- EXERCISE OBJECTIVE: Please provide the entries below again, word for word.

- INFORMATION SUPPLIED:
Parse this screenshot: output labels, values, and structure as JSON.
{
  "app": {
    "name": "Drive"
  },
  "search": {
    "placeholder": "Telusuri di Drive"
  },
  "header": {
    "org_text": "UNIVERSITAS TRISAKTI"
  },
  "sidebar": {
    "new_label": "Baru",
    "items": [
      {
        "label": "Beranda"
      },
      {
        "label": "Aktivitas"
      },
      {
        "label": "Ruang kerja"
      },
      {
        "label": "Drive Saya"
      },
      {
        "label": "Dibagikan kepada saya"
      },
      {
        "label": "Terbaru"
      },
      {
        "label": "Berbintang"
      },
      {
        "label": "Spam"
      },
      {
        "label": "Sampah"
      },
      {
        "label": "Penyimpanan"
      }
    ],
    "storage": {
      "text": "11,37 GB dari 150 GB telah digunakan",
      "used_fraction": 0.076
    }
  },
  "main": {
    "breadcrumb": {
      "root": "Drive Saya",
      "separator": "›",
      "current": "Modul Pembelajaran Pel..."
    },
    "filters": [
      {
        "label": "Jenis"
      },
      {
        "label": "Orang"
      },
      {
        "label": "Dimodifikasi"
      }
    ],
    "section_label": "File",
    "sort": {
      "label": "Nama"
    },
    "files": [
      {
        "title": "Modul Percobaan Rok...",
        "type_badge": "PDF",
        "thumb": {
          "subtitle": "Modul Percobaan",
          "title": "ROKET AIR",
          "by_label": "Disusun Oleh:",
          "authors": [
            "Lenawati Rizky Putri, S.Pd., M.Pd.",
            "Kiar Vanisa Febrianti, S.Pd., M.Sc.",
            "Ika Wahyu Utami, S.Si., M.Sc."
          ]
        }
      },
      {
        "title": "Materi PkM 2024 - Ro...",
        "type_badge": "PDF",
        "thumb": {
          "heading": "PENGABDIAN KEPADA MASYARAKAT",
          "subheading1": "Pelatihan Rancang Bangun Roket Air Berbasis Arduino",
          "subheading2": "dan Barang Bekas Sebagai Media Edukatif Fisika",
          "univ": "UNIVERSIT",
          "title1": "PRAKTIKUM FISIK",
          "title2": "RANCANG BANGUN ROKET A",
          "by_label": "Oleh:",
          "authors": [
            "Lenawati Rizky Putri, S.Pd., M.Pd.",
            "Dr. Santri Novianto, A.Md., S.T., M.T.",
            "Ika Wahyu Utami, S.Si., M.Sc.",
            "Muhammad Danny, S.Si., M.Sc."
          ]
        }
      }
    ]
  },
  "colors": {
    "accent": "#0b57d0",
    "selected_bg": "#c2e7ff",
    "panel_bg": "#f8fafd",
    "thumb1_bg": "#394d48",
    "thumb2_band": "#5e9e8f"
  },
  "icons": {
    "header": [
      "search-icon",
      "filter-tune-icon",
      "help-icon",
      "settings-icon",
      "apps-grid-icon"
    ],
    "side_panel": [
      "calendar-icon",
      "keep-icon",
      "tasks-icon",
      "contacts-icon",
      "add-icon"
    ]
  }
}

- EXERCISE RESPONSE:
Parse this screenshot: output labels, values, and structure as JSON.
{
  "app": {
    "name": "Drive"
  },
  "search": {
    "placeholder": "Telusuri di Drive"
  },
  "header": {
    "org_text": "UNIVERSITAS TRISAKTI"
  },
  "sidebar": {
    "new_label": "Baru",
    "items": [
      {
        "label": "Beranda"
      },
      {
        "label": "Aktivitas"
      },
      {
        "label": "Ruang kerja"
      },
      {
        "label": "Drive Saya"
      },
      {
        "label": "Dibagikan kepada saya"
      },
      {
        "label": "Terbaru"
      },
      {
        "label": "Berbintang"
      },
      {
        "label": "Spam"
      },
      {
        "label": "Sampah"
      },
      {
        "label": "Penyimpanan"
      }
    ],
    "storage": {
      "text": "11,37 GB dari 150 GB telah digunakan",
      "used_fraction": 0.076
    }
  },
  "main": {
    "breadcrumb": {
      "root": "Drive Saya",
      "separator": "›",
      "current": "Modul Pembelajaran Pel..."
    },
    "filters": [
      {
        "label": "Jenis"
      },
      {
        "label": "Orang"
      },
      {
        "label": "Dimodifikasi"
      }
    ],
    "section_label": "File",
    "sort": {
      "label": "Nama"
    },
    "files": [
      {
        "title": "Modul Percobaan Rok...",
        "type_badge": "PDF",
        "thumb": {
          "subtitle": "Modul Percobaan",
          "title": "ROKET AIR",
          "by_label": "Disusun Oleh:",
          "authors": [
            "Lenawati Rizky Putri, S.Pd., M.Pd.",
            "Kiar Vanisa Febrianti, S.Pd., M.Sc.",
            "Ika Wahyu Utami, S.Si., M.Sc."
          ]
        }
      },
      {
        "title": "Materi PkM 2024 - Ro...",
        "type_badge": "PDF",
        "thumb": {
          "heading": "PENGABDIAN KEPADA MASYARAKAT",
          "subheading1": "Pelatihan Rancang Bangun Roket Air Berbasis Arduino",
          "subheading2": "dan Barang Bekas Sebagai Media Edukatif Fisika",
          "univ": "UNIVERSIT",
          "title1": "PRAKTIKUM FISIK",
          "title2": "RANCANG BANGUN ROKET A",
          "by_label": "Oleh:",
          "authors": [
            "Lenawati Rizky Putri, S.Pd., M.Pd.",
            "Dr. Santri Novianto, A.Md., S.T., M.T.",
            "Ika Wahyu Utami, S.Si., M.Sc.",
            "Muhammad Danny, S.Si., M.Sc."
          ]
        }
      }
    ]
  },
  "colors": {
    "accent": "#0b57d0",
    "selected_bg": "#c2e7ff",
    "panel_bg": "#f8fafd",
    "thumb1_bg": "#394d48",
    "thumb2_band": "#5e9e8f"
  },
  "icons": {
    "header": [
      "search-icon",
      "filter-tune-icon",
      "help-icon",
      "settings-icon",
      "apps-grid-icon"
    ],
    "side_panel": [
      "calendar-icon",
      "keep-icon",
      "tasks-icon",
      "contacts-icon",
      "add-icon"
    ]
  }
}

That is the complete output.